A Transformation Ongoing
The foregoing “what” and “why” of my discussion segue into the final component of my argument regarding museum definitions—namely, the impact of what I have already addressed on the very fundamentals of museology and museum practice in the 21st century. In a sentence: the times have changed, and museum definitions need to adapt, not to the exclusion of all that has been but to the inclusion of what might also be in the future. The popular, conventional, and historical public perception of museums as principally worthy cultural destinations to visit occasionally needs to be altered, in definition and practice, in the name of sound epistemological practice, social relevance, and broader public connection and impact. In short, the 21st-century museum can and should be far more than a stop on the tour bus route.

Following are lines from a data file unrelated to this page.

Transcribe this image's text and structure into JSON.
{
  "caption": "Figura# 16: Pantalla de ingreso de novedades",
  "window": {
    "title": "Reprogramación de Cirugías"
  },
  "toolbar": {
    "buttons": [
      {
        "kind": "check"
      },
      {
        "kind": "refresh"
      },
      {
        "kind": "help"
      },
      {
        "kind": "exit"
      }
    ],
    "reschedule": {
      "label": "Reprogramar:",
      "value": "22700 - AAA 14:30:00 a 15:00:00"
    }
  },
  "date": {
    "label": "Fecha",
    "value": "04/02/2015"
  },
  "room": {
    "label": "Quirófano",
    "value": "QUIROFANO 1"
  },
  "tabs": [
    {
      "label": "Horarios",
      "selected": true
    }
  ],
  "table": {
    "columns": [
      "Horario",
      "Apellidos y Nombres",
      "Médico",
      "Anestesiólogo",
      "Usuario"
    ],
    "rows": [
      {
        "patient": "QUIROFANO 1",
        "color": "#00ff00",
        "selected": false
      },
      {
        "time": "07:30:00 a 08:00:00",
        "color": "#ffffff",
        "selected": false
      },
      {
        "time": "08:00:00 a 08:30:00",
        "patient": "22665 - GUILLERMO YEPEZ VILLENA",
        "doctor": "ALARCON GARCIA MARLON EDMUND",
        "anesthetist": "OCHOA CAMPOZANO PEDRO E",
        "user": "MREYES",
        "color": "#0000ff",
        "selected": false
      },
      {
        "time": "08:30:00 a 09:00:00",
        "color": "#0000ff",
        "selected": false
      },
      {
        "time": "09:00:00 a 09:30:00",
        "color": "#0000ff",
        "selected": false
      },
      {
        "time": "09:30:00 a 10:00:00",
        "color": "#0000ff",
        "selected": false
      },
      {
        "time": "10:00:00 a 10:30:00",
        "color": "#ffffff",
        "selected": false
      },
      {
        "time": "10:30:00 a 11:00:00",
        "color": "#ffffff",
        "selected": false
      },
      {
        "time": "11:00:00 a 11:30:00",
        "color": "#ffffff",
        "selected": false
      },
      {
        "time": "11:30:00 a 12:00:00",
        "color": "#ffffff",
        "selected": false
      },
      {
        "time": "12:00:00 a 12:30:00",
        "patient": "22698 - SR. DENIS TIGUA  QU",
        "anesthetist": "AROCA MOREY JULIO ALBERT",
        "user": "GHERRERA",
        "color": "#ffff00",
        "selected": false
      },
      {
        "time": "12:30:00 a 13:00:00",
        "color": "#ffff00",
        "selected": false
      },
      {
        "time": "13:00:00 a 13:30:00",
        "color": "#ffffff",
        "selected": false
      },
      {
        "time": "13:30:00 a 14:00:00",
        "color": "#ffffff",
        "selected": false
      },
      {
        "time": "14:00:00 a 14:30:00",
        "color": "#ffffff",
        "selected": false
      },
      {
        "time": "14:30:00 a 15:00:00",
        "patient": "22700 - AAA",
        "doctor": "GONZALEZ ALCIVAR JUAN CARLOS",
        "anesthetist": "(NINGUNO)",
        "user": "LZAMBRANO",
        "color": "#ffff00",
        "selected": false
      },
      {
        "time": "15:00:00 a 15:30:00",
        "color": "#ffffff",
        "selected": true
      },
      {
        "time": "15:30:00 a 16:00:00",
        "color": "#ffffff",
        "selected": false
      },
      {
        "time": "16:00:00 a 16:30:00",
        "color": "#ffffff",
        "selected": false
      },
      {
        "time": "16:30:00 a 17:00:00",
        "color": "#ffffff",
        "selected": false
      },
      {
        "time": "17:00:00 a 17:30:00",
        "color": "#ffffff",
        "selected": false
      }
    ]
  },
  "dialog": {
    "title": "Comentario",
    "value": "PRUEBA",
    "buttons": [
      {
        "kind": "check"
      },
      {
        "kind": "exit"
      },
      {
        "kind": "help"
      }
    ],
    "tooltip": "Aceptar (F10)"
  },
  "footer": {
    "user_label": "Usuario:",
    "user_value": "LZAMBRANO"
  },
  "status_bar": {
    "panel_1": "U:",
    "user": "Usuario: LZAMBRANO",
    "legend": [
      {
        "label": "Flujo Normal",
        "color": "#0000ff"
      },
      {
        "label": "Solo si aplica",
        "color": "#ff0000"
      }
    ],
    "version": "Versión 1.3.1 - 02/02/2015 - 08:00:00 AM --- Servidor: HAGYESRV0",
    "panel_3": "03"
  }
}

I return to Secretary Adams’ declaration for support of this proposition. His, for its time, was a material recasting of museology, museum practice, and conventional interpretive curatorial and interpretive methodology: the demise of the temple on the hill with its self-appointed priesthood, the explicit invocation and affirmation of first-person and multiple curatorial voices and their authority, the recognition, and endorsement of distinctive and differing knowledge systems and their validity.
All of the foregoing turned conventional museology and museum practice on its head, from top-down to bottom-up, inside-out to outside-in, bilateralism instead of unilateralism, dialogue instead of monologue. That wholesale transformation in approach is seminal and has direct impact on the very nature of the museum as a community-connected, multivocal gathering space and place of broader civic and societal import “committed not to the promulgation of received wisdom but to the encouragement of a multicultural dialogue.”
If the era of COVID-19 and Black Lives Matter has taught us nothing else, surely it has demonstrated that currently in the United States—and we are hardly alone—we struggle to find and implement civic and social space. We desperately need gathering places for discussion, discourse, debate, even controversy; forums and safe places for unsafe ideas concerning cultural history and human experience, past and present. As defined and described above, museums can serve as a notable and valuable chink in that contemporary armor of political and social polarities and the disabling cultural and historical gloom they engender.
The museum as counterpoint, although not able to do everything, can do something—and a very important something. That hope should be the social, museological, and institutional aspiration of all museums and how they define themselves and their future in the 21st century. Museum definitions that fail to consider and, indeed, embrace a future of continuing societal relevance and impact put museums at risk of becoming public institutions diminished and distant in history’s rearview mirror.